Wednesday, 24 August 2011

Graduate salary figures from the ONS

Is this thing on? 

About time there was some action here, eh? Apart, of course, from all the spammers (this blog gets a lot of spam since I turned the Capcha off).

Anyway, the Stats Office have just produced this examination of earnings at different qualification levels (which includes a download of the actual data, which is interesting). 

Here's how current salaries (at December 2010) progress at the various percentiles by qualification rate.

Graduate earnings have increased by around 56% since 1993 as the proportion of the working population with a degree has gone from 12% to 25%. As a comparison, the proportion of the working population with A-level or equivalent has fallen from 23% to 21% and earnings have gone up by 60%. Hardly an endorsement of the 'there are so many degrees that they don't have any value' argument.

But we need to be cautious about two specific sections of the data. The first is that the figures are not segregated by age. Not surprisingly, with this in mind, it seems that the worst-paid graduates get paid less than the average of people who didn't go to university. 

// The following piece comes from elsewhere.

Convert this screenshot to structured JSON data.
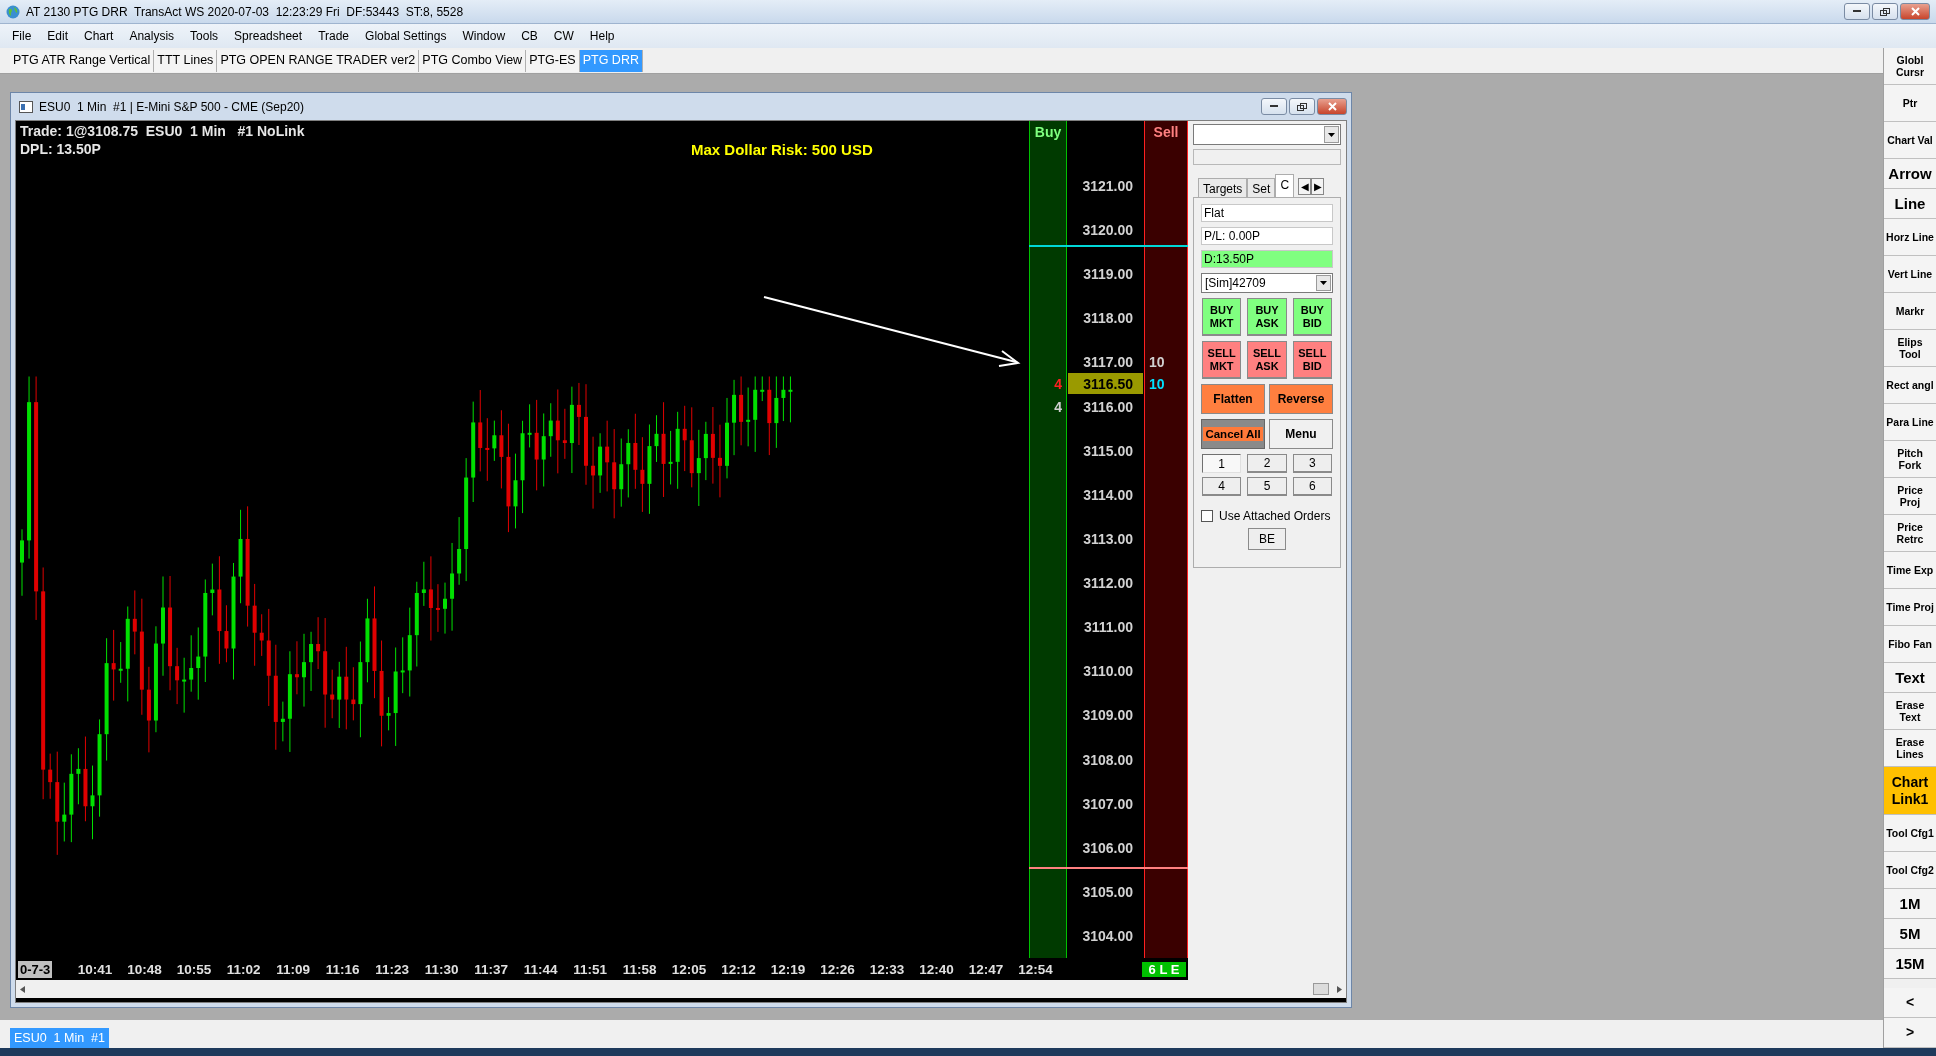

As the worst-paid graduates are almost all going to be newly-qualified and with little experience of the labour market, it would be extremely odd if they were getting paid more than experienced employees.

The other is the ostensibly-interesting section about skills levels in jobs. This bit concludes that the proportion of graduates working in high-skills jobs has fallen between 1993 and 2010 (although not with much of an effect on wages, which already raises alarm bells).

The Stats Office use a version of the Standard Occupational Classification that has 4 digits, and this is what is used as a basis for classifying jobs into one of the four categories, low, lower-middle, upper-middle and high.

All very interesting, but whilst 4 digit SOC is very good at representing the whole labour market - as, let's not forget, most employees don't have degrees - it's not quite as good at properly covering graduate employment, which tends to be clustered into areas of work that are not differentiated under 4 digit SOC. So, for example, all designers are counted as doing the same job.

For graduate destination data, a 5th digit has been created (and will be created for the upcoming SOC 2010) to better map graduate employment, and as a consequence a skills map that only works on 4 digits is going to lack some nuance. That way we don't have a heating engineer being accorded the same skills level as a skilled metallurgist (or, heavens forfend, that most vital of professionals, a brewer).

So, this is an interesting piece of work examining the range of salaries at a variety of qualification levels. Well worth looking at as long as you're aware of the caveats.